Period underwear and panties

Another option is underwear made specifically for your period. Special substances absorb the blood from your cycle. A woman with increased blood flow can use period panties to replace her menstrual cup. And they can be very handy overnight. Women with lighter cycles can just use period panties.

It is important that you feel comfortable with your period panties. There are different fits. The products of different manufacturers also differ considerably.

Two menstrual cups on a white background
Menstrual cups can save a lot of waste

Menstrual cups

To put it simply, menstrual cups are small containers, usually made of silicone or natural rubber latex, that are inserted into the vagina to collect the blood. Depending on the period strength, the cup is then simply emptied into the toilet every 6-12 hours and inserted again. In terms of zero waste monthly hygiene, menstrual cups are the absolute hit. Instead of throwing something away every time, the cup is simply emptied, rinsed out and reinserted and has minimal impact on the environment compared to tampons and sanitary towels. A reusable menstrual cup can avoid packaging and material waste of more than 2400 pads or tampons per user thanks to its long lifespan. Calculated over ten years, every single person who switches to a menstrual cup saves a truckload of waste.

Unlike a tampon, they don't affect the vagina's natural moisture, so they can be worn for up to 12 hours without the risk of TSS.

The most common manufacturing material, silicone, is also a pretty green ingredient. The material is made from silicon dioxide, a type of sand, and slowly returns to its original state when it decomposes; the second most common mineral in the earth's crust and one that is not harmful to the environment.

Another advantage of a menstrual cup is that it is a one-time purchase that can then be used for several years and, unlike disposable products, can save a lot of money over time.

The cups can be worn while sleeping, swimming, exercising or any other activity that requires a wide range of motion.

Levantine natural sponge
Levantine natural sponge

Menstrual sponges

The menstrual sponge is mostly a natural product. It is inserted into the vagina. The absorption capacity is mostly similar to that of a tampon. The big advantage: it neither dries out the vagina, nor it damages the mucous membranes during insertion.

By the way, you don't have to worry that you won't get the sponge out. For example, you can simply tie a thread around the sponge or pull it through - similar to a tampon.

The exact handling is slightly different depending on the product. There are also a number of tips that can make life with menstrual sponges even easier: for example, you can put the sponge in vinegar water before inserting it to neutralize the pH value. This is also a good idea to avoid the development of bacteria.

It is important that most natural sponges must not be boiled - otherwise they will become hard and shrink. Ideally, you should then let the sponge dry in the open air - because this is usually the fastest place to dry and the least bacteria are formed.

Is reusable really hygienic?

Reusing a product that you've gotten really bloody may not seem all too tempting at first.
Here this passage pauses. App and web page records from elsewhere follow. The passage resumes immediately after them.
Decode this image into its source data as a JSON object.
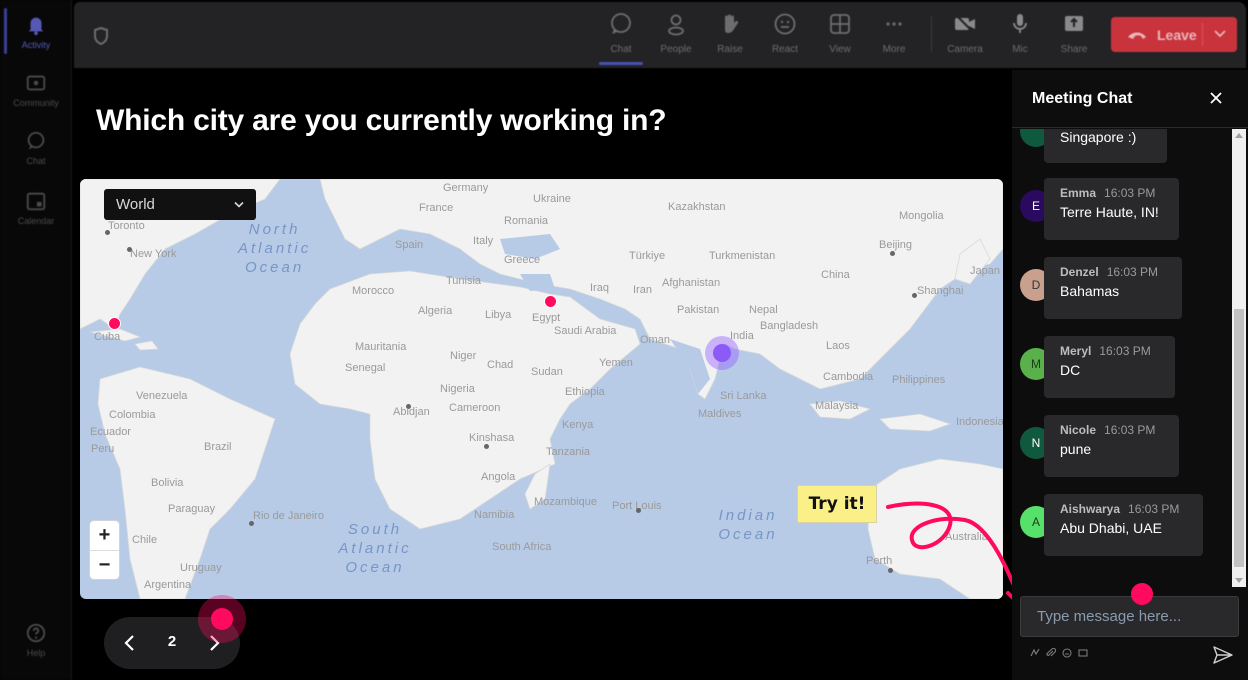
{
  "rail": {
    "items": [
      {
        "label": "Activity",
        "icon": "bell-icon",
        "active": true
      },
      {
        "label": "Community",
        "icon": "community-icon",
        "active": false
      },
      {
        "label": "Chat",
        "icon": "chat-icon",
        "active": false
      },
      {
        "label": "Calendar",
        "icon": "calendar-icon",
        "active": false
      },
      {
        "label": "Help",
        "icon": "help-icon",
        "active": false
      }
    ]
  },
  "toolbar": {
    "buttons": [
      {
        "label": "Chat",
        "icon": "chat-icon",
        "active": true
      },
      {
        "label": "People",
        "icon": "people-icon"
      },
      {
        "label": "Raise",
        "icon": "raise-hand-icon"
      },
      {
        "label": "React",
        "icon": "react-icon"
      },
      {
        "label": "View",
        "icon": "view-grid-icon"
      },
      {
        "label": "More",
        "icon": "more-icon"
      },
      {
        "label": "Camera",
        "icon": "camera-off-icon"
      },
      {
        "label": "Mic",
        "icon": "mic-icon"
      },
      {
        "label": "Share",
        "icon": "share-icon"
      }
    ],
    "leave_label": "Leave",
    "leave_color": "#c9343c"
  },
  "stage": {
    "question": "Which city are you currently working in?",
    "region_select": "World",
    "zoom_in": "+",
    "zoom_out": "−",
    "try_it": "Try it!",
    "page_number": "2"
  },
  "map": {
    "oceans": [
      "North Atlantic Ocean",
      "South Atlantic Ocean",
      "Indian Ocean"
    ],
    "labels": [
      "Toronto",
      "New York",
      "Cuba",
      "Germany",
      "Ukraine",
      "Kazakhstan",
      "Mongolia",
      "France",
      "Romania",
      "Spain",
      "Italy",
      "Greece",
      "Türkiye",
      "Turkmenistan",
      "Beijing",
      "Japan",
      "China",
      "Shanghai",
      "Morocco",
      "Tunisia",
      "Algeria",
      "Libya",
      "Egypt",
      "Iraq",
      "Iran",
      "Afghanistan",
      "Pakistan",
      "Nepal",
      "India",
      "Bangladesh",
      "Saudi Arabia",
      "Oman",
      "Yemen",
      "Laos",
      "Mauritania",
      "Senegal",
      "Niger",
      "Chad",
      "Sudan",
      "Nigeria",
      "Ethiopia",
      "Cambodia",
      "Philippines",
      "Venezuela",
      "Colombia",
      "Ecuador",
      "Abidjan",
      "Cameroon",
      "Kenya",
      "Sri Lanka",
      "Maldives",
      "Malaysia",
      "Kinshasa",
      "Tanzania",
      "Indonesia",
      "Peru",
      "Brazil",
      "Bolivia",
      "Angola",
      "Rio de Janeiro",
      "Paraguay",
      "Chile",
      "Namibia",
      "Mozambique",
      "Port Louis",
      "South Africa",
      "Uruguay",
      "Argentina",
      "Australia",
      "Perth"
    ],
    "pin_color": "#ff0a5f",
    "highlight_color": "#8c5af7"
  },
  "chat": {
    "title": "Meeting Chat",
    "messages": [
      {
        "initial": "",
        "name": "",
        "time": "",
        "text": "Singapore :)",
        "avatar_color": "#0f5a3e"
      },
      {
        "initial": "E",
        "name": "Emma",
        "time": "16:03 PM",
        "text": "Terre Haute, IN!",
        "avatar_color": "#2a0a5e"
      },
      {
        "initial": "D",
        "name": "Denzel",
        "time": "16:03 PM",
        "text": "Bahamas",
        "avatar_color": "#c9a08e"
      },
      {
        "initial": "M",
        "name": "Meryl",
        "time": "16:03 PM",
        "text": "DC",
        "avatar_color": "#5ab04a"
      },
      {
        "initial": "N",
        "name": "Nicole",
        "time": "16:03 PM",
        "text": "pune",
        "avatar_color": "#0f5a3e"
      },
      {
        "initial": "A",
        "name": "Aishwarya",
        "time": "16:03 PM",
        "text": "Abu Dhabi, UAE",
        "avatar_color": "#57e06a"
      }
    ],
    "compose_placeholder": "Type message here..."
  }
}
Um, isn't that unhygienic?

Well no. As long as you care for your menstrual cup, reusable tampon, or period underwear as indicated in their care instruction, it will be just as hygienic as the tampon you tossed in the trash. Most menstrual cups require regular disinfection with soap and boiling water, while menstrual underwear and reusable pads are rinsed out and then washed through the wash cycle.

How do you find the right sustainable product?
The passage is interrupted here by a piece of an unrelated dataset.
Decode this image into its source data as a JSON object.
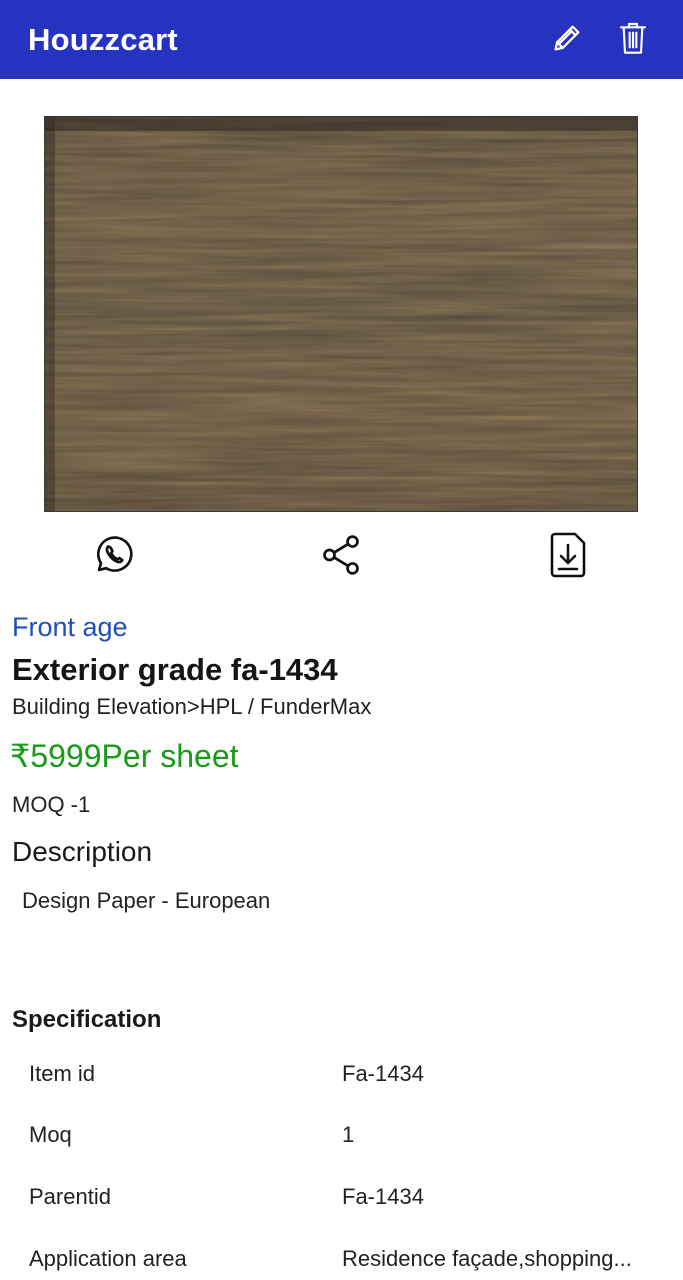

Ultimately, you have to decide for yourself which product suits you best. You should consider your needs, but of course also your lifestyle. Anyone who is currently using sanitary towels is certainly in good hands with cloth pads. This also applies if you are more "classic" and don't know what to do with menstrual cups or sponges.

It is a good idea to pay attention to the ingredients. It is a good sign when products and ingredients are certified according to organic regulations, for example. Certainly the price is also decisive - but remember: good alternative monthly hygiene is certainly a bit more expensive than classic sanitary towels and pads - but you only buy the products once and you can use them for many years.